■ Exercise brief
Where does the word "label" occur in the data below? Copy each line that holds it.

Record excerpts below:

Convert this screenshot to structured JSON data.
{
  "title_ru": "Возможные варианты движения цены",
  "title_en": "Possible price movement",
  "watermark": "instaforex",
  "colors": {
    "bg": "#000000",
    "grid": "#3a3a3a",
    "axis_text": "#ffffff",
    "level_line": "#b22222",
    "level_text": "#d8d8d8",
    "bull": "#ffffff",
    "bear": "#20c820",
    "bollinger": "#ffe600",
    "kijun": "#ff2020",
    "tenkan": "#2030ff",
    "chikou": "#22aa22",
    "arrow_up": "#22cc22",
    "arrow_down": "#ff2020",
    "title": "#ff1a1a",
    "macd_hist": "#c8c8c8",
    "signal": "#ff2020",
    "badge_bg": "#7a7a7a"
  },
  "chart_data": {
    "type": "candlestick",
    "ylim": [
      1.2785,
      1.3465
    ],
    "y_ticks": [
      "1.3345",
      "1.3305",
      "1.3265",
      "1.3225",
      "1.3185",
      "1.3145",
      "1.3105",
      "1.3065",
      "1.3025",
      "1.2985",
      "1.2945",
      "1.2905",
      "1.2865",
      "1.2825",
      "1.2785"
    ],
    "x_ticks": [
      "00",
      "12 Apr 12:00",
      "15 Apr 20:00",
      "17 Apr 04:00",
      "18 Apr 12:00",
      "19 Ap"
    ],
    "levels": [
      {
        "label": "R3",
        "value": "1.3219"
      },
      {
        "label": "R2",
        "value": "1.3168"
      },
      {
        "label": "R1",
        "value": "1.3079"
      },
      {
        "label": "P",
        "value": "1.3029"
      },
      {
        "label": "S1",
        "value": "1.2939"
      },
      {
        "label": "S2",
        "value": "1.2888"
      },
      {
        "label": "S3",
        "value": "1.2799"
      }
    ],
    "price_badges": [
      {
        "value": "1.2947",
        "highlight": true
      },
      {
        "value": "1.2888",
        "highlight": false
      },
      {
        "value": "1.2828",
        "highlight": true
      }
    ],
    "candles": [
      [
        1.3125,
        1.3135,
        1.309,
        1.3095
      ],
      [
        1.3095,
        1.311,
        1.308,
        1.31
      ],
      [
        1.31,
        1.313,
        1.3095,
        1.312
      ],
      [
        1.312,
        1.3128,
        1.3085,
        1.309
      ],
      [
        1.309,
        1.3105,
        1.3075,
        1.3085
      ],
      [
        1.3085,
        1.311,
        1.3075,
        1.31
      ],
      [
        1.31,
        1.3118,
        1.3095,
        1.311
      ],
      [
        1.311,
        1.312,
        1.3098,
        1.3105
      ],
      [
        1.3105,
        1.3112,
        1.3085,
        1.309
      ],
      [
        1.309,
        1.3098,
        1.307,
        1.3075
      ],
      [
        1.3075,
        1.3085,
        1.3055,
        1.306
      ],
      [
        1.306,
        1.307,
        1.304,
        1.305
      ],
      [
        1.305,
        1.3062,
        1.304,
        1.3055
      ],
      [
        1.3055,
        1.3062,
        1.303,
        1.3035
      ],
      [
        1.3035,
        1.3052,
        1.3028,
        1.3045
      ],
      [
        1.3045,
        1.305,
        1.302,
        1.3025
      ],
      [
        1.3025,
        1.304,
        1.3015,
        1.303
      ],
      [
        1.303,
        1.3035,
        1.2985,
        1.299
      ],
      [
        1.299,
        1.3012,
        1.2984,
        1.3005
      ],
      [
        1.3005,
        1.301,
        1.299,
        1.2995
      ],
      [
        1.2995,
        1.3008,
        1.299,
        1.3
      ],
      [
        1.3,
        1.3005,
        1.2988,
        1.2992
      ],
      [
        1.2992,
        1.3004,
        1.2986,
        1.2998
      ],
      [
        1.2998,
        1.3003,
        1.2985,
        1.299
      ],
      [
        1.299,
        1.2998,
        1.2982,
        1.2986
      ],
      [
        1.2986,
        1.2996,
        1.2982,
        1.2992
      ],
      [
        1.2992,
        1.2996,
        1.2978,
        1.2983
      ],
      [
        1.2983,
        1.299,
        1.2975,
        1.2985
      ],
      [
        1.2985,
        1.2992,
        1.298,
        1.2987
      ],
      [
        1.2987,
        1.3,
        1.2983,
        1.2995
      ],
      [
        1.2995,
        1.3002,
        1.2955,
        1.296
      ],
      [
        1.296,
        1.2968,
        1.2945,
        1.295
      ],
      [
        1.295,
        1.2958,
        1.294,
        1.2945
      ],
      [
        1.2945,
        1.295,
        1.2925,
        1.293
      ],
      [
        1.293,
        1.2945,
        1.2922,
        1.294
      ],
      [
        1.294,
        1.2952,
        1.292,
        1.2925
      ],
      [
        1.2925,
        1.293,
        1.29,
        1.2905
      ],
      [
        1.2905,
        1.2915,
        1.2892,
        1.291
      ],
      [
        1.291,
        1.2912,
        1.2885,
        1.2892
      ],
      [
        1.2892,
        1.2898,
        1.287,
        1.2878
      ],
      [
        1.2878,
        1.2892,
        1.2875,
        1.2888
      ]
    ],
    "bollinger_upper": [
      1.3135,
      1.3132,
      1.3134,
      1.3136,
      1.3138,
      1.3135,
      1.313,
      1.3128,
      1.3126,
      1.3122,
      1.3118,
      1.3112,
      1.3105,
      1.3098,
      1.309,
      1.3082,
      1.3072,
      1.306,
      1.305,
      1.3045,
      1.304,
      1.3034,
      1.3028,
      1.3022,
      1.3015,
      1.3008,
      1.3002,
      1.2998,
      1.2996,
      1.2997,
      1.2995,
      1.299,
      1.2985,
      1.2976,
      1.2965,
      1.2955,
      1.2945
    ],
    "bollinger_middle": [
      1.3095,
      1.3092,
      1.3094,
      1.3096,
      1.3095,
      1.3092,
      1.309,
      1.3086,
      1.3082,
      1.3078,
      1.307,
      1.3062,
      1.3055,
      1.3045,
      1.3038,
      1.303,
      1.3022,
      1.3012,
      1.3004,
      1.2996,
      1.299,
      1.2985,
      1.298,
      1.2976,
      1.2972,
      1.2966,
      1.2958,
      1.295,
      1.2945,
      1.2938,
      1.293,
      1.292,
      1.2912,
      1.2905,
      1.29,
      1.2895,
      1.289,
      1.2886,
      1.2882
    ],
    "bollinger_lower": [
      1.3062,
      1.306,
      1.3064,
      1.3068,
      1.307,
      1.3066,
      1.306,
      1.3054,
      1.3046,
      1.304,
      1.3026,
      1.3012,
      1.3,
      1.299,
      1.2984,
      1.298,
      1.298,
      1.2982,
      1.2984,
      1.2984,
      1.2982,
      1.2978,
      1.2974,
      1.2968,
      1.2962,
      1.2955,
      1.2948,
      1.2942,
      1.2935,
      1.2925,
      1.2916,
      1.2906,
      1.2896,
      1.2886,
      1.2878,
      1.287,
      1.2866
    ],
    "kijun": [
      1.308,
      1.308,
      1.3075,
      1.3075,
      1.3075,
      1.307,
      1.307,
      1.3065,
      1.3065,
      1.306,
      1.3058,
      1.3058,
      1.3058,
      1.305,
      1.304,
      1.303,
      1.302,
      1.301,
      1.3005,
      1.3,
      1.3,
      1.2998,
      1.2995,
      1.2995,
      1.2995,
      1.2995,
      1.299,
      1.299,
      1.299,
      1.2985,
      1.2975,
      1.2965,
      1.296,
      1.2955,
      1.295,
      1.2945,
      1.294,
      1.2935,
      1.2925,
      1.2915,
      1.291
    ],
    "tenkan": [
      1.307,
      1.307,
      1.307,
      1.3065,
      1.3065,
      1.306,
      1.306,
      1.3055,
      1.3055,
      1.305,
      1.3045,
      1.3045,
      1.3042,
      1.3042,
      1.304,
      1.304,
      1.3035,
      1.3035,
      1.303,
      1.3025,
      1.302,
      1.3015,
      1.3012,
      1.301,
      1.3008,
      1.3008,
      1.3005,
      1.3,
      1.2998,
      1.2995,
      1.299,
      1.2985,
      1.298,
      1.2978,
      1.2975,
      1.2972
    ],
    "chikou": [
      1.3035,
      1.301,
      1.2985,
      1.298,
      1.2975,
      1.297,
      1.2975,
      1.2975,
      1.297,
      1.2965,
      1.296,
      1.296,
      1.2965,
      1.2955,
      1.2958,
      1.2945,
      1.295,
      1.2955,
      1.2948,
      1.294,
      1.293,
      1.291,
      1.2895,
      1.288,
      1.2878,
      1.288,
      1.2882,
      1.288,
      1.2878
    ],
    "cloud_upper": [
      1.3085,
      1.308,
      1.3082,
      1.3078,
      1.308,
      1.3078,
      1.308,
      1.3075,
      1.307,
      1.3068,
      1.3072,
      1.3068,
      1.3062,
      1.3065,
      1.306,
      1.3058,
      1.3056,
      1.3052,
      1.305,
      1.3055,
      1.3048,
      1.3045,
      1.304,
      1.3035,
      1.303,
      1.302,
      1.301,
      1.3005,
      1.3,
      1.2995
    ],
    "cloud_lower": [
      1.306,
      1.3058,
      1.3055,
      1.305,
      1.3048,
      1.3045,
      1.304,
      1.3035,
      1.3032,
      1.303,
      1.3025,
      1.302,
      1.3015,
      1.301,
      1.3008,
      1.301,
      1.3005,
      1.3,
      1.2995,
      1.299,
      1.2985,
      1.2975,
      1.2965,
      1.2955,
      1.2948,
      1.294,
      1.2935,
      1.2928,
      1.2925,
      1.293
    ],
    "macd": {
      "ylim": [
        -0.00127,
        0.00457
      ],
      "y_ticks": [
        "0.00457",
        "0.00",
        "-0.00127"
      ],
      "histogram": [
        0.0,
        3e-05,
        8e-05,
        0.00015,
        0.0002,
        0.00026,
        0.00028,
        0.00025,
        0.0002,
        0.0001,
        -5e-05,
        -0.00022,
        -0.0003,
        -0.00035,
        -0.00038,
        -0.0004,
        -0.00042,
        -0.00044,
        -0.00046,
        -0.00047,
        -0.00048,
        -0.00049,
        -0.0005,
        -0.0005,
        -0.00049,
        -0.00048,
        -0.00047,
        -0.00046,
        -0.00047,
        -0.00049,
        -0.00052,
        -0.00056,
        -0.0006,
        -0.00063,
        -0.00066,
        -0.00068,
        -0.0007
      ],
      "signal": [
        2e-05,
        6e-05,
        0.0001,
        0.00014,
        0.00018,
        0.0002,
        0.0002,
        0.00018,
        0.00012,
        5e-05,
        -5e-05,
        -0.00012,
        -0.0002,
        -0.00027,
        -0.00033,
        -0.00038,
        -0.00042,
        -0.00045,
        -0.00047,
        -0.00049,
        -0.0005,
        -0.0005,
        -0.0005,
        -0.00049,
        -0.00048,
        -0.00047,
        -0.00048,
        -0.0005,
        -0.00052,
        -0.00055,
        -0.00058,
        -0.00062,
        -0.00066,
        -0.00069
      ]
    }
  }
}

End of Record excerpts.

■ Solution to this task
        "label": "R3",
        "label": "R2",
        "label": "R1",
        "label": "P",
        "label": "S1",
        "label": "S2",
        "label": "S3",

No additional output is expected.